Deforestation could be managed starting by governments to individual. Governments have power to regulate deforestation by banning illegal deforestation and by lengthening the size of reforestation and replantation. Governmental offices and corporations, who are huge consumers of paper, can minimize paper waste, for example, by using paper-free emails or soft-copies and encouraging their employees to recycle. Everyone as an individual can make a difference by recycling, using recycled products or just reducing the amount of paper consumption giving preference to paperless bills and online payments. Moreover, being smart in food choices can be helpful, too. Limiting consumption of red meat, which can decline cattle grazing, can help to lessen deforestation. Finally, purchasing renewable energy, such as solar or wind energy, instead of wood as fuel may help to stop deforestation.
Deforestation is a very serious cause of concern, and causes of deforestation vary from country to country. It is obvious that forests have irreplaceable role in human and animal lives. The increasing global warming and climate changes with all of its effects due to deforestation are endangering their lives. Only worldwide quick actions and solutions can stop deforestation.
Daniels, Justin A. Advances in Environmental Research. Nova Science Publishers, Inc, 2011.EBSCOhost,
chaffey.idm.oclc.org/login?url=http://search.ebscohost.com/login.aspx?direct=true&db=nlebk&AN=435312&site=ehost-live. 18 Feb. 2017
Forsyth, Tim and Walker, Andrew. Forest Guardians, Forest Destroyers: The Politics of Environmental Knowledge in Northern Thailand.

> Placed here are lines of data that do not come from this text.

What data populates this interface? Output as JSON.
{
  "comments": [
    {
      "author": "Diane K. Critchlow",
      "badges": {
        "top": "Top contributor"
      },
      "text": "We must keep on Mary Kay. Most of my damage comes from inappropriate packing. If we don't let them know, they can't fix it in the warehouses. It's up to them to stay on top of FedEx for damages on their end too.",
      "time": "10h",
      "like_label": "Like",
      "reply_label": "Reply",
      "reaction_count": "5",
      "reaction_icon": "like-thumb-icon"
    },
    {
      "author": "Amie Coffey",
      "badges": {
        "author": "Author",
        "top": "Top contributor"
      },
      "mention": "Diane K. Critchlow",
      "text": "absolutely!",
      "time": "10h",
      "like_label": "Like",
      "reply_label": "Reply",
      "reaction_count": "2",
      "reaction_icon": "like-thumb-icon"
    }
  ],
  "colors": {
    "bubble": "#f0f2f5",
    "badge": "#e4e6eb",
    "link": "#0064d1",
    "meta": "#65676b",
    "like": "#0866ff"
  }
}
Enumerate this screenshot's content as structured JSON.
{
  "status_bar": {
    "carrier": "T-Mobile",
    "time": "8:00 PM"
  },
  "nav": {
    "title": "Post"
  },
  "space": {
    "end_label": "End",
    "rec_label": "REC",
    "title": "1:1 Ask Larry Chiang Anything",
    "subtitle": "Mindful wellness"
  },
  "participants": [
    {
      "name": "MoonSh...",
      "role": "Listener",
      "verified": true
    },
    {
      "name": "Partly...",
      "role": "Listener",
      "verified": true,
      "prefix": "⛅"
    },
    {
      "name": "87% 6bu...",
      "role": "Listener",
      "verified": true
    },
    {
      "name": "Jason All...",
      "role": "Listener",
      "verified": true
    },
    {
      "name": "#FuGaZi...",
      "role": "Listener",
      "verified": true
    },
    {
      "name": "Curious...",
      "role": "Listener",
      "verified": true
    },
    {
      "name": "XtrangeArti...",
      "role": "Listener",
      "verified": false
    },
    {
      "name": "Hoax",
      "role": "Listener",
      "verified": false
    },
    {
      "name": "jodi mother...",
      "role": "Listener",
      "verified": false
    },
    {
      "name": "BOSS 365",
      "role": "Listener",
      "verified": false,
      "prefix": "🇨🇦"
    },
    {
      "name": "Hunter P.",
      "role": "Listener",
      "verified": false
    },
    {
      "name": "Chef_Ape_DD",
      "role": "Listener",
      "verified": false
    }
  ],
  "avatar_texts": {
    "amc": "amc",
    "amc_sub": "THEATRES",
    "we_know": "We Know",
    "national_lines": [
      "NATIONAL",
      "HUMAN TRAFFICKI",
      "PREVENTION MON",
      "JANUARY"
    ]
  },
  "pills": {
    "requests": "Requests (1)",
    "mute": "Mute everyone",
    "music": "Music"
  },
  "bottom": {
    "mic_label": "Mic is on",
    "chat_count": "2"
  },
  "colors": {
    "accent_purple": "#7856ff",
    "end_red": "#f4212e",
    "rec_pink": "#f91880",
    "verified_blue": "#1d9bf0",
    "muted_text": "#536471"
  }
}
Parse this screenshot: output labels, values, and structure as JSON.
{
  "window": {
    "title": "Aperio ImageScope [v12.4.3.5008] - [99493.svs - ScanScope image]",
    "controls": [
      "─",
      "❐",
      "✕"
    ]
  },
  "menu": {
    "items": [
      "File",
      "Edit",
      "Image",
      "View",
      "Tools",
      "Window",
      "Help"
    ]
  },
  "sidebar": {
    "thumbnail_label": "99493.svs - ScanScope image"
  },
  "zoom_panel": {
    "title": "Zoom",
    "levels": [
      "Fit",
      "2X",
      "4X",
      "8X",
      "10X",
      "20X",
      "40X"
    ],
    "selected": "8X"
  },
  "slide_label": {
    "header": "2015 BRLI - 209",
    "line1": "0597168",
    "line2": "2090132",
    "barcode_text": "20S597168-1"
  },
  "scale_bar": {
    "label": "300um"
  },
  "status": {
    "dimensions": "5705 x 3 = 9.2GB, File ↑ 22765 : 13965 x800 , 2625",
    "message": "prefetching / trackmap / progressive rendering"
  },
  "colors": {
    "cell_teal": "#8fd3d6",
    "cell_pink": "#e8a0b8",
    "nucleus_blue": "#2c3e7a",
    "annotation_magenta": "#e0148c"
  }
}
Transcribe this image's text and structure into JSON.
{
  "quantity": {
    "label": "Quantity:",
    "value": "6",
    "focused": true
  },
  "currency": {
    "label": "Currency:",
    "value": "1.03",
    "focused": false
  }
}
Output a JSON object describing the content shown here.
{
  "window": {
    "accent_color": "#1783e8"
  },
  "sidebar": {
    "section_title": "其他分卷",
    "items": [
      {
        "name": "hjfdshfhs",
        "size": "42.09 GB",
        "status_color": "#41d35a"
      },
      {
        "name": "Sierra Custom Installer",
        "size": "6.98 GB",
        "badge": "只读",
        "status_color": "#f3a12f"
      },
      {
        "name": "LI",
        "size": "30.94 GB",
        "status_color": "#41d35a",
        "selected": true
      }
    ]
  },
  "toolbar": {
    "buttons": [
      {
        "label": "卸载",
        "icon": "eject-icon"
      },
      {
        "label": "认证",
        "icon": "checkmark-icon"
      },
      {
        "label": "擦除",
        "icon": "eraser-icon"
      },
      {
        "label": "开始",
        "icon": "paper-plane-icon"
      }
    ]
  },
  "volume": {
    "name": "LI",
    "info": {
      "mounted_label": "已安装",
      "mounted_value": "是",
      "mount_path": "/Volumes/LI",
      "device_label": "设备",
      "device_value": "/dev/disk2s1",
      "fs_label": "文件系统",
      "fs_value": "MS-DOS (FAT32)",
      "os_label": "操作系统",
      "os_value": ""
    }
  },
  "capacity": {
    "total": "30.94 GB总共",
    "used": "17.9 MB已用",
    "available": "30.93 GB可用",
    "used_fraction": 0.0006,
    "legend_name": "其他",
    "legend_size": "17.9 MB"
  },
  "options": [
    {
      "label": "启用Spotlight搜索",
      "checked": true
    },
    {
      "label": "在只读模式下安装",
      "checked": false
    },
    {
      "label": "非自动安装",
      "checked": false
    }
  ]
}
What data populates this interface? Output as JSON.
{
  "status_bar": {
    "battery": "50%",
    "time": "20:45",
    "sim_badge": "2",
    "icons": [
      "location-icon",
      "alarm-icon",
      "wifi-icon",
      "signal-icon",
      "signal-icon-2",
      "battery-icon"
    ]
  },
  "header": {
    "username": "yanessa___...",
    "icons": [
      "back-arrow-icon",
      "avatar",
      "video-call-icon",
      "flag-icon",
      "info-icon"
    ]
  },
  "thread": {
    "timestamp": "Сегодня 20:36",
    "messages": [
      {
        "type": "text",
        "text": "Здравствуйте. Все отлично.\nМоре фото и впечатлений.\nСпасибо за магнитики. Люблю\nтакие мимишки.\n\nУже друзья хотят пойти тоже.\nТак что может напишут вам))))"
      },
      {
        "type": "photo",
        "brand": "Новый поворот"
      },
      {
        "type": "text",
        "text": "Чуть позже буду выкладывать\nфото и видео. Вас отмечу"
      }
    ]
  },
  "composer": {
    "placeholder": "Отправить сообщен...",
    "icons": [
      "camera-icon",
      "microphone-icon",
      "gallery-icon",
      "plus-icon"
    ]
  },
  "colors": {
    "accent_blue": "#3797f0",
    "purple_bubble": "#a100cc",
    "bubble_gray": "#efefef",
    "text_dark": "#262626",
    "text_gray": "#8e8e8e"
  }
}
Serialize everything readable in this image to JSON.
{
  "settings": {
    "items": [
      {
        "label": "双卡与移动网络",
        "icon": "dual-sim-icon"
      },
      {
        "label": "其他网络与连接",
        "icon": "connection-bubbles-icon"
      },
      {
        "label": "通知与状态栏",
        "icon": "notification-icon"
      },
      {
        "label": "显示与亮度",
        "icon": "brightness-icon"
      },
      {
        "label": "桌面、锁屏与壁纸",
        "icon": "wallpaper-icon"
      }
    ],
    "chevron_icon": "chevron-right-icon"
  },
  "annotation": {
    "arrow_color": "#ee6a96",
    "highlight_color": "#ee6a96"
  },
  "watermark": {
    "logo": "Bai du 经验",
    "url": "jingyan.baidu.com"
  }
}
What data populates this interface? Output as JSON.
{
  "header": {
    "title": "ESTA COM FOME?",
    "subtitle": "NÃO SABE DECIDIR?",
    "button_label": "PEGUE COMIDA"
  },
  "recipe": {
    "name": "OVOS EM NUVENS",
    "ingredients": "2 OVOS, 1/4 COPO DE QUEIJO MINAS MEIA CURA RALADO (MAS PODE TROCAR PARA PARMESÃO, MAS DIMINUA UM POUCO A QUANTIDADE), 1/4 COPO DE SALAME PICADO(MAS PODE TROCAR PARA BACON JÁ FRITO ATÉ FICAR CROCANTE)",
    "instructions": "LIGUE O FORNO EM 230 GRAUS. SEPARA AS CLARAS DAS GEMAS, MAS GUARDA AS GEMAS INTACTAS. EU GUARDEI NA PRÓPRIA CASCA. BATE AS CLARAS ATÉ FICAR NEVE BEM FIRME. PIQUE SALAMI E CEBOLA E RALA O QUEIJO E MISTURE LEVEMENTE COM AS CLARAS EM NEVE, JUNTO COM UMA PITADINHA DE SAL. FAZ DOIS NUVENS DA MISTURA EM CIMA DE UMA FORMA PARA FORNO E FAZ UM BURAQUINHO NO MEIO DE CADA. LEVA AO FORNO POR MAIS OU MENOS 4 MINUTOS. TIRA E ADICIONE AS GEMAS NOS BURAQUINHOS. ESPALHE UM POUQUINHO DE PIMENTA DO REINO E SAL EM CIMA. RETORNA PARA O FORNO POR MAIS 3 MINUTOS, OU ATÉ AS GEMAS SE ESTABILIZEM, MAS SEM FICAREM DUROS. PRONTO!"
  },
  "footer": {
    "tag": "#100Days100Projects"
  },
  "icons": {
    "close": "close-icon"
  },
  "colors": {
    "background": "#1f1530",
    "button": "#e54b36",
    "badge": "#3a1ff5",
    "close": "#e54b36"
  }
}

University of Washington Press, 2008. Culture, Place, and Nature. EBSCOhost, chaffey.idm.oclc.org/login?url=http://search.ebscohost.com/login.aspx?direct=true&db=nlebk&AN=354259&site=ehost-live. 20 Feb. 2017
Kolbert, Elizabeth. The Sixth Extinction: An Unnatural History. Henry Holt and Company, 2014 eBook.
Lindsey, Rebecca. Tropical Deforestation. Feature Articles-NASA Earth Observatory. NASA. 30 March 2007 http://earthobservatory.nasa.gov/Features/Deforestation/deforestation_update.php. 20 Feb. 2017
Mazhukhina, Karina. Why Deforestation Affects Everyone, Not Just Neighboring Communities. University of Washington, 9 Aug. 2016.
National Geographic Society. Deforestation and Its Effect on the Planet. http://www.nationalgeographic.com/environment/global-warming/deforestation/. 20 Feb. 2017.
Stenberg, Luz Centeno and Siriwardana, Mahinda. A Computable General Equilibrium Model for Environmental Policy Analysis: The Case of Deforestation in the Philippines. Nova Science Publishers, Inc, 2009. EBSCOhost, chaffey.idm.oclc.org/login?url=http://search.ebscohost.com/login.aspx?direct=true&db=nlebk&AN=333802&site=ehost-live. 20 Feb. 2017
Union of Concerned Scientists. Tropical Deforestation and Global Warming. 9 Dec.2013 http://www.ucsusa.org/global_warming/solutions/stop-deforestation/tropical-deforestation-and-1.html#.WLSgcfkrLIW. 24 Feb. 20017